How Economics Became a Mathematical Science

Duke University Press, 28 mai 2002 - 313 pages
1 Commentaire
In How Economics Became a Mathematical Science E. Roy Weintraub traces the history of economics through the prism of the history of mathematics in the twentieth century. As mathematics has evolved, so has the image of mathematics, explains Weintraub, such as ideas about the standards for accepting proof, the meaning of rigor, and the nature of the mathematical enterprise itself. He also shows how economics itself has been shaped by economists’ changing images of mathematics.
Whereas others have viewed economics as autonomous, Weintraub presents a different picture, one in which changes in mathematics—both within the body of knowledge that constitutes mathematics and in how it is thought of as a discipline and as a type of knowledge—have been intertwined with the evolution of economic thought. Weintraub begins his account with Cambridge University, the intellectual birthplace of modern economics, and examines specifically Alfred Marshall and the Mathematical Tripos examinations—tests in mathematics that were required of all who wished to study economics at Cambridge. He proceeds to interrogate the idea of a rigorous mathematical economics through the connections between particular mathematical economists and mathematicians in each of the decades of the first half of the twentieth century, and thus describes how the mathematical issues of formalism and axiomatization have shaped economics. Finally, How Economics Became a Mathematical Science reconstructs the career of the economist Sidney Weintraub, whose relationship to mathematics is viewed through his relationships with his mathematician brother, Hal, and his mathematician-economist son, the book’s author.

Avis des internautes - Rédiger un commentaire

Aucun commentaire n'a été trouvé aux emplacements habituels.

Pages sélectionnées

Table des matières

Burn the Mathematics Tripos
The Marginalization of Griffith C Evans
Whose Hilbert?
Bourbaki and Debreu
Negotiating at the Boundary with Ted Gayer
Equilibrium Proofmaking with Ted Gayer
Sidney and Hal
From Bleeding Hearts to Desiccated Robots
Body Image and Person
Droits d'auteur

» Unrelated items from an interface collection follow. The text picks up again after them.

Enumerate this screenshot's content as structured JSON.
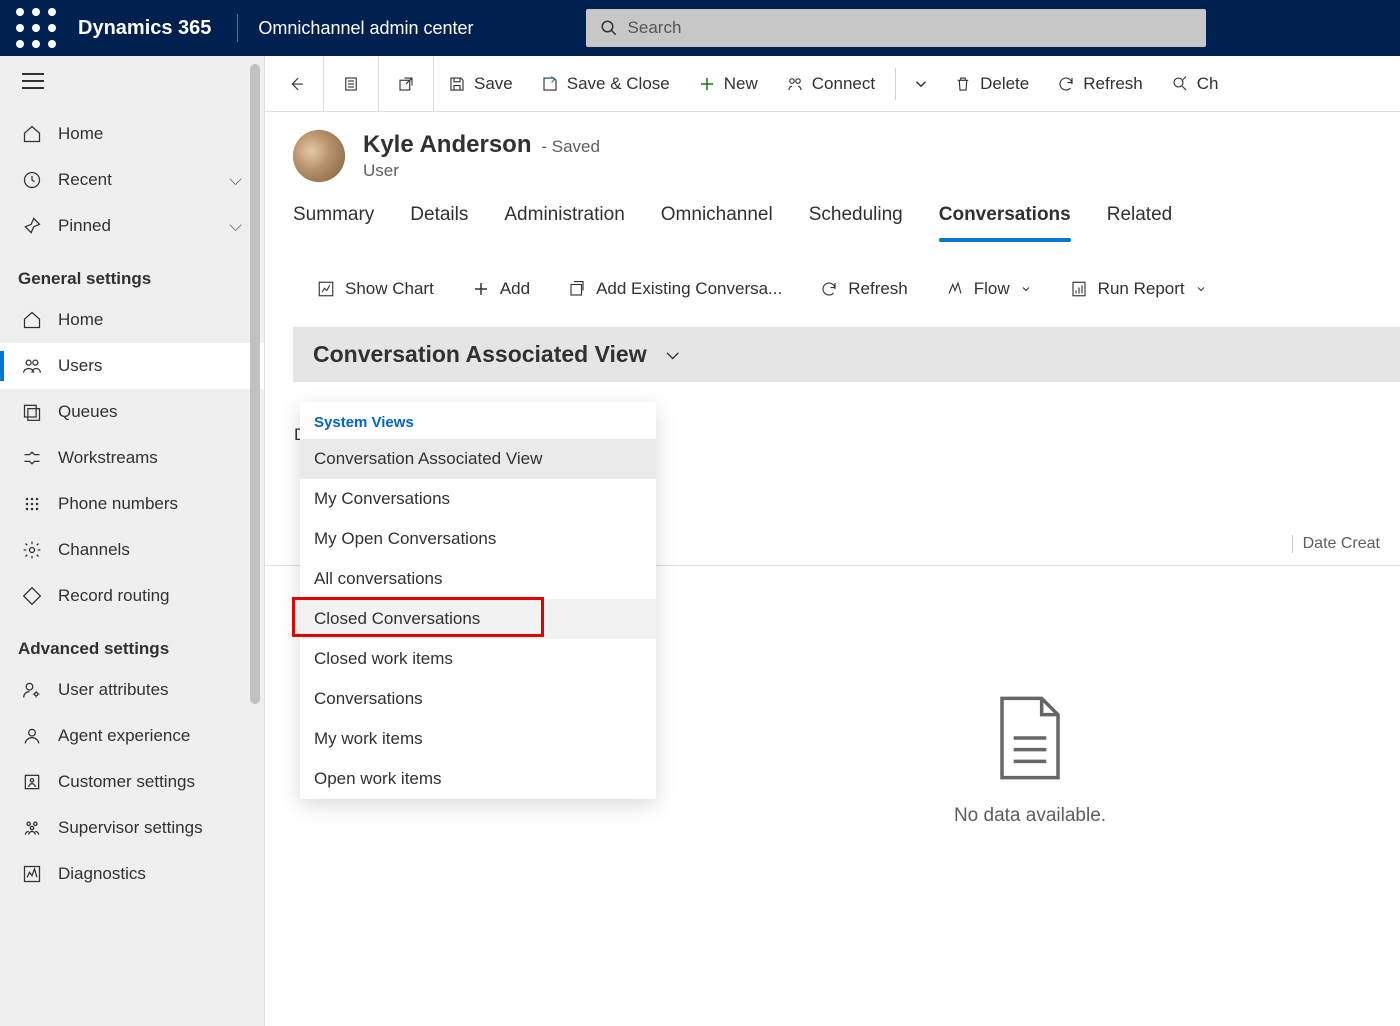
{
  "app": {
    "brand": "Dynamics 365",
    "subbrand": "Omnichannel admin center",
    "search_placeholder": "Search"
  },
  "sidebar": {
    "items_top": [
      {
        "icon": "home",
        "label": "Home",
        "chevron": false
      },
      {
        "icon": "clock",
        "label": "Recent",
        "chevron": true
      },
      {
        "icon": "pin",
        "label": "Pinned",
        "chevron": true
      }
    ],
    "section1": "General settings",
    "items_general": [
      {
        "icon": "home",
        "label": "Home"
      },
      {
        "icon": "users",
        "label": "Users",
        "active": true
      },
      {
        "icon": "queues",
        "label": "Queues"
      },
      {
        "icon": "workstream",
        "label": "Workstreams"
      },
      {
        "icon": "dialpad",
        "label": "Phone numbers"
      },
      {
        "icon": "gear",
        "label": "Channels"
      },
      {
        "icon": "route",
        "label": "Record routing"
      }
    ],
    "section2": "Advanced settings",
    "items_advanced": [
      {
        "icon": "user-attr",
        "label": "User attributes"
      },
      {
        "icon": "agent",
        "label": "Agent experience"
      },
      {
        "icon": "customer",
        "label": "Customer settings"
      },
      {
        "icon": "supervisor",
        "label": "Supervisor settings"
      },
      {
        "icon": "diag",
        "label": "Diagnostics"
      }
    ]
  },
  "commands": {
    "save": "Save",
    "save_close": "Save & Close",
    "new": "New",
    "connect": "Connect",
    "delete": "Delete",
    "refresh": "Refresh",
    "check": "Ch"
  },
  "record": {
    "name": "Kyle Anderson",
    "status": "- Saved",
    "type": "User"
  },
  "tabs": [
    "Summary",
    "Details",
    "Administration",
    "Omnichannel",
    "Scheduling",
    "Conversations",
    "Related"
  ],
  "active_tab": "Conversations",
  "subcommands": {
    "show_chart": "Show Chart",
    "add": "Add",
    "add_existing": "Add Existing Conversa...",
    "refresh": "Refresh",
    "flow": "Flow",
    "run_report": "Run Report"
  },
  "view": {
    "current": "Conversation Associated View",
    "section_label": "System Views",
    "options": [
      "Conversation Associated View",
      "My Conversations",
      "My Open Conversations",
      "All conversations",
      "Closed Conversations",
      "Closed work items",
      "Conversations",
      "My work items",
      "Open work items"
    ],
    "selected_index": 0,
    "highlight_index": 4
  },
  "grid": {
    "col_right": "Date Creat",
    "empty": "No data available.",
    "left_letter": "D"
  }
}
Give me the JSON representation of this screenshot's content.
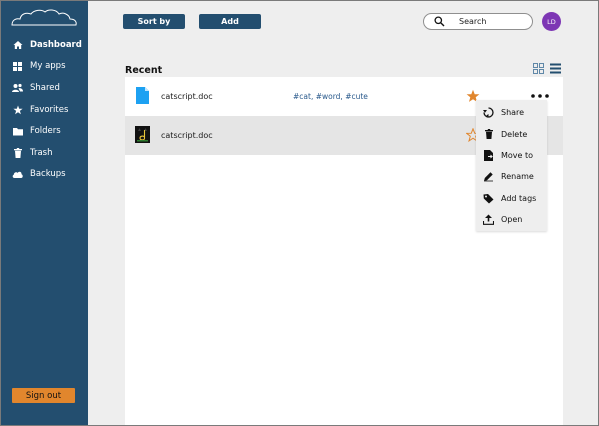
{
  "sidebar": {
    "logo_icon": "cloud-logo-icon",
    "items": [
      {
        "label": "Dashboard",
        "icon": "home-icon",
        "active": true
      },
      {
        "label": "My apps",
        "icon": "grid-icon"
      },
      {
        "label": "Shared",
        "icon": "users-icon"
      },
      {
        "label": "Favorites",
        "icon": "star-icon"
      },
      {
        "label": "Folders",
        "icon": "folder-icon"
      },
      {
        "label": "Trash",
        "icon": "trash-icon"
      },
      {
        "label": "Backups",
        "icon": "cloud-icon"
      }
    ],
    "sign_out_label": "Sign out"
  },
  "toolbar": {
    "sort_label": "Sort by",
    "add_label": "Add"
  },
  "search": {
    "placeholder": "Search",
    "icon": "search-icon"
  },
  "user": {
    "initials": "LD"
  },
  "recent": {
    "title": "Recent",
    "view_icons": [
      "grid-view-icon",
      "list-view-icon"
    ],
    "files": [
      {
        "name": "catscript.doc",
        "tags": "#cat, #word, #cute",
        "favorite": true,
        "icon": "document-icon"
      },
      {
        "name": "catscript.doc",
        "tags": "",
        "favorite": false,
        "icon": "cat-thumbnail-icon",
        "selected": true
      }
    ]
  },
  "context_menu": {
    "items": [
      {
        "label": "Share",
        "icon": "share-icon"
      },
      {
        "label": "Delete",
        "icon": "trash-icon"
      },
      {
        "label": "Move to",
        "icon": "move-file-icon"
      },
      {
        "label": "Rename",
        "icon": "pencil-icon"
      },
      {
        "label": "Add tags",
        "icon": "tag-icon"
      },
      {
        "label": "Open",
        "icon": "upload-icon"
      }
    ]
  },
  "colors": {
    "sidebar": "#234e6f",
    "accent_button": "#234e6f",
    "sign_out": "#e1862d",
    "star": "#e1862d",
    "avatar": "#7d36b4",
    "tag_text": "#2a5a8c",
    "background": "#eeeeee"
  }
}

Autres éditions - Tout afficher

Expressions et termes fréquents

Références à ce livre

John Maynard Keynes
Paul Davidson
Affichage d'extraits - 2007
Tous les résultats Google Recherche de Livres »

À propos de l'auteur (2002)

E. Roy Weintraub is Professor of Economics at Duke University. He is the editor of Toward a History of Game Theory, also published by Duke University Press, and the author of numerous books, including Stabilizing Dynamics: Constructing Economic Knowledge.

Informations bibliographiques